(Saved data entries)
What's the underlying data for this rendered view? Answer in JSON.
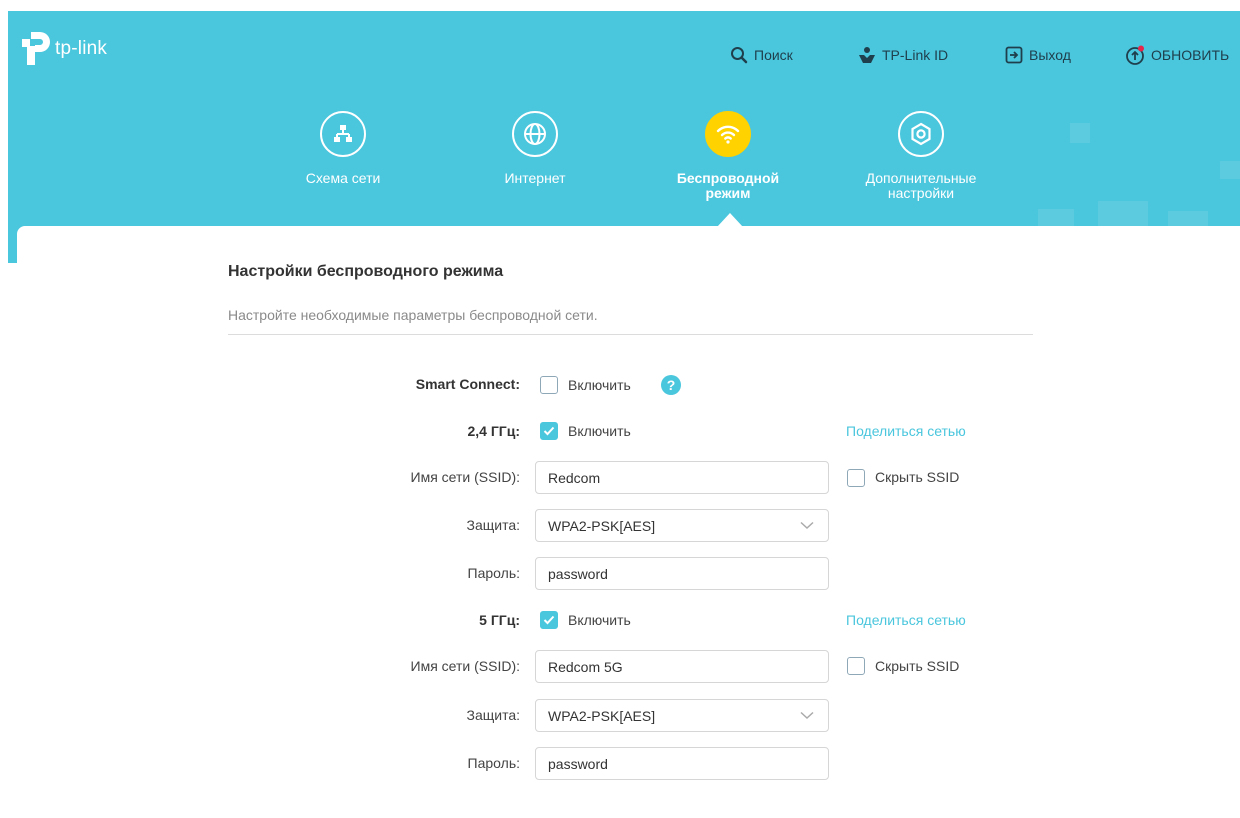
{
  "header": {
    "logo_text": "tp-link",
    "top_links": {
      "search": "Поиск",
      "tplink_id": "TP-Link ID",
      "logout": "Выход",
      "update": "ОБНОВИТЬ"
    },
    "nav": [
      {
        "line1": "Схема сети",
        "line2": "",
        "icon": "network-map-icon"
      },
      {
        "line1": "Интернет",
        "line2": "",
        "icon": "globe-icon"
      },
      {
        "line1": "Беспроводной",
        "line2": "режим",
        "icon": "wifi-icon",
        "active": true
      },
      {
        "line1": "Дополнительные",
        "line2": "настройки",
        "icon": "advanced-settings-icon"
      }
    ],
    "colors": {
      "primary": "#4ac6dd",
      "active_tab": "#ffd200"
    }
  },
  "section": {
    "title": "Настройки беспроводного режима",
    "subtitle": "Настройте необходимые параметры беспроводной сети."
  },
  "form": {
    "smart_connect": {
      "label": "Smart Connect:",
      "checkbox_label": "Включить",
      "checked": false
    },
    "band24": {
      "label": "2,4 ГГц:",
      "checkbox_label": "Включить",
      "checked": true,
      "share_link": "Поделиться сетью",
      "ssid_label": "Имя сети (SSID):",
      "ssid_value": "Redcom",
      "hide_ssid_label": "Скрыть SSID",
      "hide_ssid_checked": false,
      "security_label": "Защита:",
      "security_value": "WPA2-PSK[AES]",
      "password_label": "Пароль:",
      "password_value": "password"
    },
    "band5": {
      "label": "5 ГГц:",
      "checkbox_label": "Включить",
      "checked": true,
      "share_link": "Поделиться сетью",
      "ssid_label": "Имя сети (SSID):",
      "ssid_value": "Redcom 5G",
      "hide_ssid_label": "Скрыть SSID",
      "hide_ssid_checked": false,
      "security_label": "Защита:",
      "security_value": "WPA2-PSK[AES]",
      "password_label": "Пароль:",
      "password_value": "password"
    }
  }
}
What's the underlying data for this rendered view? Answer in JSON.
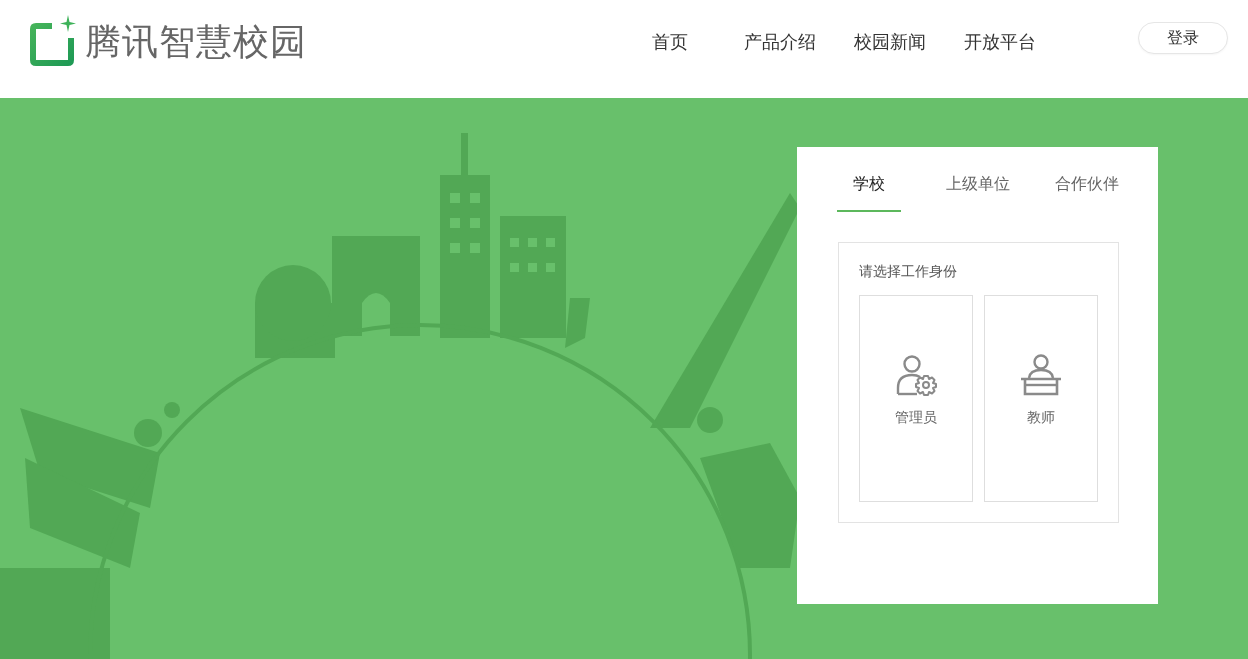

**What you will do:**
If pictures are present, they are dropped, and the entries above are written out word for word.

**The answer:**
What's the underlying data for this rendered view? Answer in JSON.
{
  "header": {
    "logo_text": "tp-link",
    "top_links": {
      "search": "Поиск",
      "tplink_id": "TP-Link ID",
      "logout": "Выход",
      "update": "ОБНОВИТЬ"
    },
    "nav": [
      {
        "line1": "Схема сети",
        "line2": "",
        "icon": "network-map-icon"
      },
      {
        "line1": "Интернет",
        "line2": "",
        "icon": "globe-icon"
      },
      {
        "line1": "Беспроводной",
        "line2": "режим",
        "icon": "wifi-icon",
        "active": true
      },
      {
        "line1": "Дополнительные",
        "line2": "настройки",
        "icon": "advanced-settings-icon"
      }
    ],
    "colors": {
      "primary": "#4ac6dd",
      "active_tab": "#ffd200"
    }
  },
  "section": {
    "title": "Настройки беспроводного режима",
    "subtitle": "Настройте необходимые параметры беспроводной сети."
  },
  "form": {
    "smart_connect": {
      "label": "Smart Connect:",
      "checkbox_label": "Включить",
      "checked": false
    },
    "band24": {
      "label": "2,4 ГГц:",
      "checkbox_label": "Включить",
      "checked": true,
      "share_link": "Поделиться сетью",
      "ssid_label": "Имя сети (SSID):",
      "ssid_value": "Redcom",
      "hide_ssid_label": "Скрыть SSID",
      "hide_ssid_checked": false,
      "security_label": "Защита:",
      "security_value": "WPA2-PSK[AES]",
      "password_label": "Пароль:",
      "password_value": "password"
    },
    "band5": {
      "label": "5 ГГц:",
      "checkbox_label": "Включить",
      "checked": true,
      "share_link": "Поделиться сетью",
      "ssid_label": "Имя сети (SSID):",
      "ssid_value": "Redcom 5G",
      "hide_ssid_label": "Скрыть SSID",
      "hide_ssid_checked": false,
      "security_label": "Защита:",
      "security_value": "WPA2-PSK[AES]",
      "password_label": "Пароль:",
      "password_value": "password"
    }
  }
}
What's the underlying data for this rendered view? Answer in JSON.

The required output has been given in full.